### [SUPPLIED DATA]
* * *
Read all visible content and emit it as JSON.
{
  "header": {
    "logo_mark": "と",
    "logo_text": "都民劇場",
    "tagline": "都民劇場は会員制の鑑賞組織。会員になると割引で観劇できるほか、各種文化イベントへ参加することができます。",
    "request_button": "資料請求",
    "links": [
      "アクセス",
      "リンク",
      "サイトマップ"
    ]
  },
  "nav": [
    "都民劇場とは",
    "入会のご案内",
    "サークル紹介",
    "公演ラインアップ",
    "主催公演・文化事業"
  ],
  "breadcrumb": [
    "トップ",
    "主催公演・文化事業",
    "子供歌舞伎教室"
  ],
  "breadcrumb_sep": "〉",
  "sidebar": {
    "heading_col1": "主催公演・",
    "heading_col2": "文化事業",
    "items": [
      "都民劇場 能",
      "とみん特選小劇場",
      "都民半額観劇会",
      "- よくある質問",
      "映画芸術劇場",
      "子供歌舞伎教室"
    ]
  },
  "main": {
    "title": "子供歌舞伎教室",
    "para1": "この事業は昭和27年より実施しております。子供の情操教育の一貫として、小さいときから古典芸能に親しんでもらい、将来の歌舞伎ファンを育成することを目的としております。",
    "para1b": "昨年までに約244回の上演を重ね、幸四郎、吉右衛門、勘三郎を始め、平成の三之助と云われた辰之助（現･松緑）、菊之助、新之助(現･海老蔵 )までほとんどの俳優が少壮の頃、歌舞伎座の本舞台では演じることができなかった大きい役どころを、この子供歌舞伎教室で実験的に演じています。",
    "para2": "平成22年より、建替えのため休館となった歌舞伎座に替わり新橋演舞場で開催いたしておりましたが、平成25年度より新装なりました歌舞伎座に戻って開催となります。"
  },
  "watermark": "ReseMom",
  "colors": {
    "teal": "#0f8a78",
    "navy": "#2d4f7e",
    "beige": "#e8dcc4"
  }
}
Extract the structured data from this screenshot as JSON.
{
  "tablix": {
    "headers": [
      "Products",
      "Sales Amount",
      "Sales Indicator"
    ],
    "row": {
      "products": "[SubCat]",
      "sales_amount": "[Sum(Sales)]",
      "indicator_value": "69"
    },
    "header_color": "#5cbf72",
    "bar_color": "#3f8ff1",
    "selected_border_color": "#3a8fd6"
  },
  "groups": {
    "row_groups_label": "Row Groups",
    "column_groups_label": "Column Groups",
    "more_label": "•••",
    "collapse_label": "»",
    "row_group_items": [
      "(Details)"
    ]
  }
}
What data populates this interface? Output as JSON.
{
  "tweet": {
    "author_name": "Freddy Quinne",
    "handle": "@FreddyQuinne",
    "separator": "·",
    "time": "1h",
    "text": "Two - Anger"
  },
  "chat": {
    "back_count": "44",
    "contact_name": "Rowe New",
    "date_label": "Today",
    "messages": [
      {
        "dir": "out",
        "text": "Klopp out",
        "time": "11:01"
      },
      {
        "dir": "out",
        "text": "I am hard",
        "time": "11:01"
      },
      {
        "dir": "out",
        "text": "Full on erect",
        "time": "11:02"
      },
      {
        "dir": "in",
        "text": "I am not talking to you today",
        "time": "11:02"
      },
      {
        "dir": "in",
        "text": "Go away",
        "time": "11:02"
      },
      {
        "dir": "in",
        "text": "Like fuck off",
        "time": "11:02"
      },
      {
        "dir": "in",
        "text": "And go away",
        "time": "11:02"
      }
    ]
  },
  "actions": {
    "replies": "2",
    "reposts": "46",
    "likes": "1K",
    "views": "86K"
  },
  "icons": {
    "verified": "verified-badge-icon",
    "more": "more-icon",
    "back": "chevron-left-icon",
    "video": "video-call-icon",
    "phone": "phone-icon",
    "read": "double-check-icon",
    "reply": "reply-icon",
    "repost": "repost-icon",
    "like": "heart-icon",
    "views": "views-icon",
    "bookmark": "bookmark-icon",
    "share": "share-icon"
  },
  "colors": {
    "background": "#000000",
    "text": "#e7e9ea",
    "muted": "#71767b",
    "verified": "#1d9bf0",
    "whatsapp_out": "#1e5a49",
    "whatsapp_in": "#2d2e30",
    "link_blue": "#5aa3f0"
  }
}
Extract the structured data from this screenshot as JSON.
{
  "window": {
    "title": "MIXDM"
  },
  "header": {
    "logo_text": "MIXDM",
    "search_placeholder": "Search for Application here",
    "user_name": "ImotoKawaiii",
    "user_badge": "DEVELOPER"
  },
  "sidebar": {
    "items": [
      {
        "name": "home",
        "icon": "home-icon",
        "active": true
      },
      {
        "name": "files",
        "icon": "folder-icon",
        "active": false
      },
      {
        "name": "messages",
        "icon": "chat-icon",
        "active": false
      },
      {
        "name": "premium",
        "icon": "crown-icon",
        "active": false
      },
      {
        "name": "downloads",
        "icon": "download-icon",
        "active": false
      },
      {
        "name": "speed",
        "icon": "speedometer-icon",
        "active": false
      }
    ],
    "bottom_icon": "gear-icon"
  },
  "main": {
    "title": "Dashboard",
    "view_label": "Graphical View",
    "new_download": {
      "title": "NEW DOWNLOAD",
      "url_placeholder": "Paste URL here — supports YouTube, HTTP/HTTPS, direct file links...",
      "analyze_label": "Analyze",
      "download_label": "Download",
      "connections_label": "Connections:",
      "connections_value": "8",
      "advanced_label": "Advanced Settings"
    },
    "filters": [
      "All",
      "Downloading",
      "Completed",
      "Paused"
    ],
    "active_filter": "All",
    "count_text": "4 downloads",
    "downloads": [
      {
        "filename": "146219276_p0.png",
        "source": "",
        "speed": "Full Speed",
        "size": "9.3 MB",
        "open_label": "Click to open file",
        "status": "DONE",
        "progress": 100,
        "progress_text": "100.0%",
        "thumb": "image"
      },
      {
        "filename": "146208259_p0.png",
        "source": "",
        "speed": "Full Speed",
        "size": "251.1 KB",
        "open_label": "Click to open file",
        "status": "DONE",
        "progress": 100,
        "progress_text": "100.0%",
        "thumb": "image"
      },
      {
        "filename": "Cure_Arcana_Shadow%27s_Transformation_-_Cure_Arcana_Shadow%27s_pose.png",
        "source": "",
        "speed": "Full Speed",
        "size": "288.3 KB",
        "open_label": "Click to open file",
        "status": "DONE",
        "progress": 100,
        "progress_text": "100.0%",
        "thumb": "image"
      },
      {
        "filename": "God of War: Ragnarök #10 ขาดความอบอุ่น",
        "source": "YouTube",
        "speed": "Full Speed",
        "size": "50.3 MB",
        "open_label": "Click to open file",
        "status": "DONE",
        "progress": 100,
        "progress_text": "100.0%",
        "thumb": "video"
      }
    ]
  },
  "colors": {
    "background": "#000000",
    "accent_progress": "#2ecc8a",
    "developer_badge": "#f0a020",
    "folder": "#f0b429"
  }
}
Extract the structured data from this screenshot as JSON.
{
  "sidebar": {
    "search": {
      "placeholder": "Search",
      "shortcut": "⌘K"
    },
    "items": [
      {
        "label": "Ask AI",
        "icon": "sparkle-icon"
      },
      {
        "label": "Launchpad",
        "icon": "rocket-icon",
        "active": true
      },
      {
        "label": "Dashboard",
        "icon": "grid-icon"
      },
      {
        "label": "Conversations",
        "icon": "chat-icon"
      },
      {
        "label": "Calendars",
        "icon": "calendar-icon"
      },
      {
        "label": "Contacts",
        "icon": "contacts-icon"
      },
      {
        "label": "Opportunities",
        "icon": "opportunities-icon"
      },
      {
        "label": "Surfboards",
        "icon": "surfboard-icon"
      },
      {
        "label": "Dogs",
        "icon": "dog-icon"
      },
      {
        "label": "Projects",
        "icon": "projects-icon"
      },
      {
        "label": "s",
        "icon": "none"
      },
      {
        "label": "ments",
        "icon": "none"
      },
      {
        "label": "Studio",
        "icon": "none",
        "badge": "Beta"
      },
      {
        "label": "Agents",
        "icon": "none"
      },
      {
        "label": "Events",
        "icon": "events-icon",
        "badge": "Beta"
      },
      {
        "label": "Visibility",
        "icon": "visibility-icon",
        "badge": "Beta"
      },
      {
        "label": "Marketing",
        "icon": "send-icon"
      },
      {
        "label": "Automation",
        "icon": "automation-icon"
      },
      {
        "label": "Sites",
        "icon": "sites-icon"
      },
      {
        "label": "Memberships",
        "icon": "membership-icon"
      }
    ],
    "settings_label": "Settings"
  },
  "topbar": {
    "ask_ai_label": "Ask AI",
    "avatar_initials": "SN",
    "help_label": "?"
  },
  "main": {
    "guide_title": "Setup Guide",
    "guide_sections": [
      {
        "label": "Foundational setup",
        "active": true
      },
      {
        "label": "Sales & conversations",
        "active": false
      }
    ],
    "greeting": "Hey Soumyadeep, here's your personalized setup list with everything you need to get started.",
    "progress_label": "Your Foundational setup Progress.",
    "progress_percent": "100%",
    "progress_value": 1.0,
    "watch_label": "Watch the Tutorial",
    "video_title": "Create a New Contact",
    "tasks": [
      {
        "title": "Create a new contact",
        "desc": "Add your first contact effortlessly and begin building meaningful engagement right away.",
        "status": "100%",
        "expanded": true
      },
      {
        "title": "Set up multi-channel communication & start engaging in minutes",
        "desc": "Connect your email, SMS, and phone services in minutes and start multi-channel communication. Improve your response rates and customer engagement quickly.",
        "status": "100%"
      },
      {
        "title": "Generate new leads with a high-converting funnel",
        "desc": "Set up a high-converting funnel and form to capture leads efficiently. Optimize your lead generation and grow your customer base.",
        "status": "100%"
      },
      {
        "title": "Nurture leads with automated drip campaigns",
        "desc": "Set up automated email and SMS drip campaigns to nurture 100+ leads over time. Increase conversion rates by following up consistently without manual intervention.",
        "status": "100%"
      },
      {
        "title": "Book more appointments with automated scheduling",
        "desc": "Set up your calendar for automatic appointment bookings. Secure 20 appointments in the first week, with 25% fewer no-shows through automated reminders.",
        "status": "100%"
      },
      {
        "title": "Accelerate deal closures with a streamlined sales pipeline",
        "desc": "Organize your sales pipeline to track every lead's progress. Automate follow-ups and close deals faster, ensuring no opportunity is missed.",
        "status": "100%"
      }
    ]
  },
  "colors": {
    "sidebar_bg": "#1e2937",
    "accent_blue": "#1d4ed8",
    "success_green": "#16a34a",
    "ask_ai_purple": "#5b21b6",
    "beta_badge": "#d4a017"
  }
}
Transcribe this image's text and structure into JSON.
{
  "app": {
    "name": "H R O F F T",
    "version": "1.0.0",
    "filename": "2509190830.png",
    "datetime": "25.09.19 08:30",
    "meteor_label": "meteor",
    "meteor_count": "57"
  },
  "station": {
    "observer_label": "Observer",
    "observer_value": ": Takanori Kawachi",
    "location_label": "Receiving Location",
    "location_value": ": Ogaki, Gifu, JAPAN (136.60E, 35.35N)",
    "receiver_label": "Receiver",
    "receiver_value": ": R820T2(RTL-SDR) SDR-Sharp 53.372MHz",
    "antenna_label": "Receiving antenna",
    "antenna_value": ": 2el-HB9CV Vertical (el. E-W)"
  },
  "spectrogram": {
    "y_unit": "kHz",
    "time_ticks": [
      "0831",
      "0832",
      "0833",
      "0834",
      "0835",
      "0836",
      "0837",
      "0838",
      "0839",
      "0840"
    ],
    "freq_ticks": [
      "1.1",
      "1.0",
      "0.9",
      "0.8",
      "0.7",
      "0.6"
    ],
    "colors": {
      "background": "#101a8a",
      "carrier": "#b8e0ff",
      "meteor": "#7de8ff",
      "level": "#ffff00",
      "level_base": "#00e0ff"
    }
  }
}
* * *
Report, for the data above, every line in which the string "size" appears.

### [RESPONSE TO THIS EXERCISE]
        "size": "9.3 MB",
        "size": "251.1 KB",
        "size": "288.3 KB",
        "size": "50.3 MB",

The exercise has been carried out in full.